BOSE: I want to stay here, and I want to see our state move forward.

SHAPIRO: His classmates take a less idealistic approach. So does his teacher, Isaiah Smith, who was just turning 23 on the day we visited.

ISAIAH SMITH: I guess the best way I can put it is my feelings don't matter that much. What matters is price. And if you can give people power that's cheaper and cleaner, why would they pay more money for coal? - because that's really what it's coming down to.

SHAPIRO: As Isaiah Smith puts it, we are past the point of feelings. It comes down to money, and money runs the world.

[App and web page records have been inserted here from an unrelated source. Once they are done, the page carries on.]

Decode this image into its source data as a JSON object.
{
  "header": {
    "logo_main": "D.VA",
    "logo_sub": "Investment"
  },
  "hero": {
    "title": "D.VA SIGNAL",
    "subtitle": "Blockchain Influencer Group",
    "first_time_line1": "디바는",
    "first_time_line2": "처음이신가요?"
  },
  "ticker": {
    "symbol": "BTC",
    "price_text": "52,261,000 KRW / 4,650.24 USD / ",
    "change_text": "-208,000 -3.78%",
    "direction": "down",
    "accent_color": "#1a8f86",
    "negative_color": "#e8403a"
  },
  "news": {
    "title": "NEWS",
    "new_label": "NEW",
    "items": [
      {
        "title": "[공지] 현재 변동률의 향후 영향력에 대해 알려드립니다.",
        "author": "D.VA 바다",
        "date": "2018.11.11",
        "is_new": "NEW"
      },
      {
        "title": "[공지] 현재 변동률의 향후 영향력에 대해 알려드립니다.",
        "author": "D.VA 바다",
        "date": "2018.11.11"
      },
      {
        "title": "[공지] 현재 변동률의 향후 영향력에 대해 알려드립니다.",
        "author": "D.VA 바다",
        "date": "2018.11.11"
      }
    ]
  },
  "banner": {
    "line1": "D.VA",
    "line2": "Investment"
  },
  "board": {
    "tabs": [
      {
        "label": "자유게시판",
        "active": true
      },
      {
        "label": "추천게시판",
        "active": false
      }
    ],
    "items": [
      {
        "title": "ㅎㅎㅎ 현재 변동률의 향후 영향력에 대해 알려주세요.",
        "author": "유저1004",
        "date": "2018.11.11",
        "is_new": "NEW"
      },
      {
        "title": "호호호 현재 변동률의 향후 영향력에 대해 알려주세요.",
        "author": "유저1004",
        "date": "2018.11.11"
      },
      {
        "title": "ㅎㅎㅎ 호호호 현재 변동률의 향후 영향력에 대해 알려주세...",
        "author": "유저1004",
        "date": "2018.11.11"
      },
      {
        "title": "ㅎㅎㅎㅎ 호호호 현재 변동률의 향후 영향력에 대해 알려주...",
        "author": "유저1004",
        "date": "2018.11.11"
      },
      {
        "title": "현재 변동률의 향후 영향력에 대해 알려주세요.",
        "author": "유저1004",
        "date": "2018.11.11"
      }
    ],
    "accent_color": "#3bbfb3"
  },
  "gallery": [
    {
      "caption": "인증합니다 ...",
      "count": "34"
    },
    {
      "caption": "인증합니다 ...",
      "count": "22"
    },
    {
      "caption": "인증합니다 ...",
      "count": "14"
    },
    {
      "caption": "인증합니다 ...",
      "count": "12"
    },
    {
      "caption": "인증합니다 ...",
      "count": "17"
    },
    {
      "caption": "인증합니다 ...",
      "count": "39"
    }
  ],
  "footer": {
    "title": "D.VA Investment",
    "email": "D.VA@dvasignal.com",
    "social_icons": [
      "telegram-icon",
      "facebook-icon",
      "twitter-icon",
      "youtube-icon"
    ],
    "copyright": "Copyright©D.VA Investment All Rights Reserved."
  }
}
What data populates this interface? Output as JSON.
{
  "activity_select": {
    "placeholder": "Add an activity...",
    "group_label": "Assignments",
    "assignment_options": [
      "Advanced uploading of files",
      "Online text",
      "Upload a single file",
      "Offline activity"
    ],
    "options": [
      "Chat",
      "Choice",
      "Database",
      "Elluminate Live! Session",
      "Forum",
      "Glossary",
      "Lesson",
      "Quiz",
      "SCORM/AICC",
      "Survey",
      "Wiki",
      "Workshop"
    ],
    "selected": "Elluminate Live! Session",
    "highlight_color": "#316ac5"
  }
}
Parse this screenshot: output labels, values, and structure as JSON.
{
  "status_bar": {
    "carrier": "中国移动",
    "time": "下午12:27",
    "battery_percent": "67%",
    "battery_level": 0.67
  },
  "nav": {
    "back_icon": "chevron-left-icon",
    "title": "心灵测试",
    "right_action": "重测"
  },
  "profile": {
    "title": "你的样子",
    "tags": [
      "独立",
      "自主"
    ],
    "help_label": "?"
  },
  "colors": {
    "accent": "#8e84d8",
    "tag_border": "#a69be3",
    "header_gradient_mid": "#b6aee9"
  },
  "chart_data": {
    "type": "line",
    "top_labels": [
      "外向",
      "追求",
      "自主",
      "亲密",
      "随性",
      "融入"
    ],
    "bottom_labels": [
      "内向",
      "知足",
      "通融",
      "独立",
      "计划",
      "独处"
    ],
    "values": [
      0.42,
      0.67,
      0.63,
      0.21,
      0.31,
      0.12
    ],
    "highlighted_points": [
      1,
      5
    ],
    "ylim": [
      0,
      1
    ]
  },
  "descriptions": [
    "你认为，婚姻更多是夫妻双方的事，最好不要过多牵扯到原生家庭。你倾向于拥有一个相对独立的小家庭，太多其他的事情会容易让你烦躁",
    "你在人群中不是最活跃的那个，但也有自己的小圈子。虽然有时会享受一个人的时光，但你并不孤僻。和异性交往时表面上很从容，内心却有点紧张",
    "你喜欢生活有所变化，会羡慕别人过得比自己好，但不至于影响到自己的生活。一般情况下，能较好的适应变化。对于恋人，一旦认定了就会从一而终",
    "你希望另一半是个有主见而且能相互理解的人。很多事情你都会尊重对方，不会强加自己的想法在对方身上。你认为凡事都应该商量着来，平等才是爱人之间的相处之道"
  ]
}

DAVISSON BROTHERS BAND: (Singing) Yeah, we just po' boyz. Transcript provided by NPR, Copyright NPR.

NPR transcripts are created on a rush deadline by an NPR contractor. This text may not be in its final form and may be updated or revised in the future. Accuracy and availability may vary. The authoritative record of NPR’s programming is the audio record.

Michael Levitt
Michael Levitt is a news assistant for All Things Considered who is based in Atlanta, Georgia. He graduated from UCLA with a B.A. in Political Science. Before coming to NPR, Levitt worked in the solar energy industry and for the National Endowment for Democracy in Washington, D.C. He has also travelled extensively in the Middle East and speaks Arabic.
Tinbete Ermyas
[Copyright 2024 NPR]
Ari Shapiro has been one of the hosts of All Things Considered, NPR's award-winning afternoon newsmagazine, since 2015. During his first two years on the program, listenership to All Things Considered grew at an unprecedented rate, with more people tuning in during a typical quarter-hour than any other program on the radio.